The select committee said it was left with a “significant number of outstanding questions and issues”, following an evidence session around the UK’s preparedness for the end of the transition period on 31 December.
The cross-party group of MPs warned that delays to setting up computer systems that allow businesses to handle new post-Brexit customs requirements will significantly hamper UK companies.
“It appears that the government has left it very late to develop all the IT needed in time, with testing and changes still being made now, years after the government had chosen to leave the EU customs union,” said the letter to the chancellor.
Senior backbenchers, including Conservative MP Steve Baker and Labour MP Angela Eagle, urged Sunak to commit to a “hard deadline” for British companies to be granted access to the necessary customs apps and software.
The committee added that there was confusion over which ports traders could use when Britain formally leaves the bloc on 1 January, warning that “until traders know this information, they cannot adapt”.
Stride noted that the government had not yet met its recruitment benchmark for new customs officials, warning that HMRC still needed to recruit and train a further 1,000 officials by January.
“The committee came away from its evidence session… with serious concerns about the UK’s customs preparedness for the end of the Brexit transition period,” committee chair Mel Stride said.
“I’ve asked the chancellor to respond to our concerns as a matter of urgency,” he added.
It comes as Michel Barnier arrived in London yesterday for crunch negotiations in the hopes of hammering out a last-minute trade deal with the UK.
Talks stalled last week after Prime Minister Boris Johnson reneged on a self-imposed 15 October deadline for reaching the “outline of a deal”, ahead of the transition period deadline at the end of the year.
Giving evidence at the select committee today, Lord Agnew, Minister of state for the Cabinet Office, said the lack of clarity over whether the UK will strike a deal with the EU was “very frustrating”.
“The Prime Minister has said that we need to know whether we have a deal or not by 15 October, because we then have to do this preparatory work, if there is a deal.”

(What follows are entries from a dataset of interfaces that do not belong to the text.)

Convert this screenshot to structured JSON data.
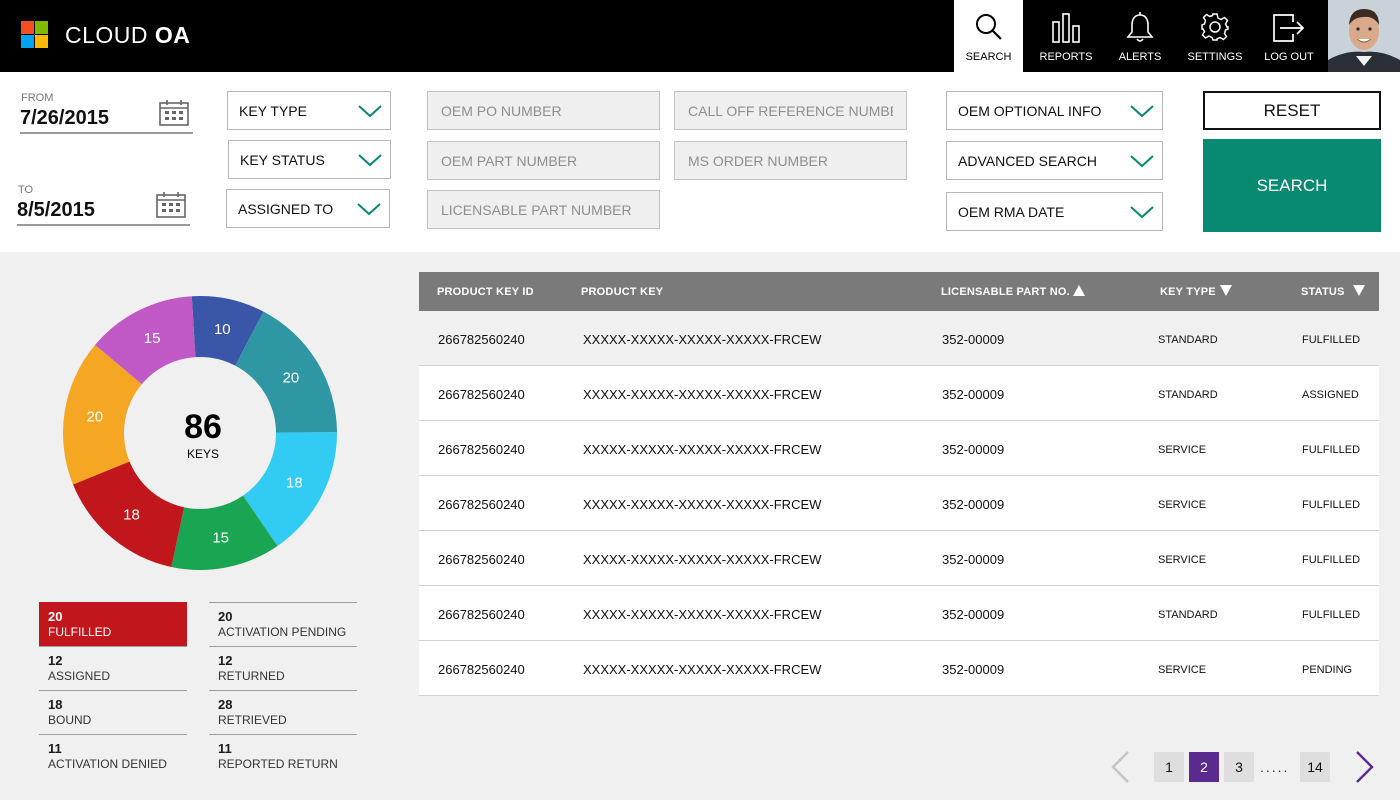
{
  "header": {
    "brand_prefix": "CLOUD ",
    "brand_bold": "OA",
    "nav": [
      {
        "label": "SEARCH",
        "icon": "search-icon",
        "active": true
      },
      {
        "label": "REPORTS",
        "icon": "reports-icon"
      },
      {
        "label": "ALERTS",
        "icon": "bell-icon"
      },
      {
        "label": "SETTINGS",
        "icon": "gear-icon"
      },
      {
        "label": "LOG OUT",
        "icon": "logout-icon"
      }
    ]
  },
  "filters": {
    "from_label": "FROM",
    "from_value": "7/26/2015",
    "to_label": "TO",
    "to_value": "8/5/2015",
    "dropdowns": {
      "key_type": "KEY TYPE",
      "key_status": "KEY STATUS",
      "assigned_to": "ASSIGNED TO",
      "oem_optional_info": "OEM OPTIONAL INFO",
      "advanced_search": "ADVANCED SEARCH",
      "oem_rma_date": "OEM RMA DATE"
    },
    "placeholders": {
      "oem_po_number": "OEM PO NUMBER",
      "oem_part_number": "OEM PART NUMBER",
      "licensable_part_number": "LICENSABLE PART NUMBER",
      "call_off_reference_number": "CALL OFF REFERENCE NUMBER",
      "ms_order_number": "MS ORDER NUMBER"
    },
    "reset_label": "RESET",
    "search_label": "SEARCH"
  },
  "summary": {
    "total": "86",
    "total_label": "KEYS",
    "donut_segments": [
      {
        "value": 10,
        "color": "#3a56a8"
      },
      {
        "value": 20,
        "color": "#2f96a4"
      },
      {
        "value": 18,
        "color": "#31cbf4"
      },
      {
        "value": 15,
        "color": "#1aa553"
      },
      {
        "value": 18,
        "color": "#c0161c"
      },
      {
        "value": 20,
        "color": "#f5a623"
      },
      {
        "value": 15,
        "color": "#c058c6"
      }
    ],
    "legend": [
      {
        "count": "20",
        "label": "FULFILLED",
        "selected": true
      },
      {
        "count": "20",
        "label": "ACTIVATION PENDING"
      },
      {
        "count": "12",
        "label": "ASSIGNED"
      },
      {
        "count": "12",
        "label": "RETURNED"
      },
      {
        "count": "18",
        "label": "BOUND"
      },
      {
        "count": "28",
        "label": "RETRIEVED"
      },
      {
        "count": "11",
        "label": "ACTIVATION DENIED"
      },
      {
        "count": "11",
        "label": "REPORTED RETURN"
      }
    ]
  },
  "table": {
    "columns": {
      "product_key_id": "PRODUCT KEY ID",
      "product_key": "PRODUCT KEY",
      "licensable_part_no": "LICENSABLE PART NO.",
      "key_type": "KEY TYPE",
      "status": "STATUS"
    },
    "rows": [
      {
        "id": "266782560240",
        "key": "XXXXX-XXXXX-XXXXX-XXXXX-FRCEW",
        "part": "352-00009",
        "type": "STANDARD",
        "status": "FULFILLED"
      },
      {
        "id": "266782560240",
        "key": "XXXXX-XXXXX-XXXXX-XXXXX-FRCEW",
        "part": "352-00009",
        "type": "STANDARD",
        "status": "ASSIGNED"
      },
      {
        "id": "266782560240",
        "key": "XXXXX-XXXXX-XXXXX-XXXXX-FRCEW",
        "part": "352-00009",
        "type": "SERVICE",
        "status": "FULFILLED"
      },
      {
        "id": "266782560240",
        "key": "XXXXX-XXXXX-XXXXX-XXXXX-FRCEW",
        "part": "352-00009",
        "type": "SERVICE",
        "status": "FULFILLED"
      },
      {
        "id": "266782560240",
        "key": "XXXXX-XXXXX-XXXXX-XXXXX-FRCEW",
        "part": "352-00009",
        "type": "SERVICE",
        "status": "FULFILLED"
      },
      {
        "id": "266782560240",
        "key": "XXXXX-XXXXX-XXXXX-XXXXX-FRCEW",
        "part": "352-00009",
        "type": "STANDARD",
        "status": "FULFILLED"
      },
      {
        "id": "266782560240",
        "key": "XXXXX-XXXXX-XXXXX-XXXXX-FRCEW",
        "part": "352-00009",
        "type": "SERVICE",
        "status": "PENDING"
      }
    ]
  },
  "pagination": {
    "pages": [
      "1",
      "2",
      "3"
    ],
    "current": "2",
    "ellipsis": ".....",
    "last": "14"
  }
}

Agnew warned that companies had been given little notice to prepare for Brexit due to delayed negations adding: “There seems to be a lack of urgency on the part of too many traders… too many traders have a head-in-the-sand approach”.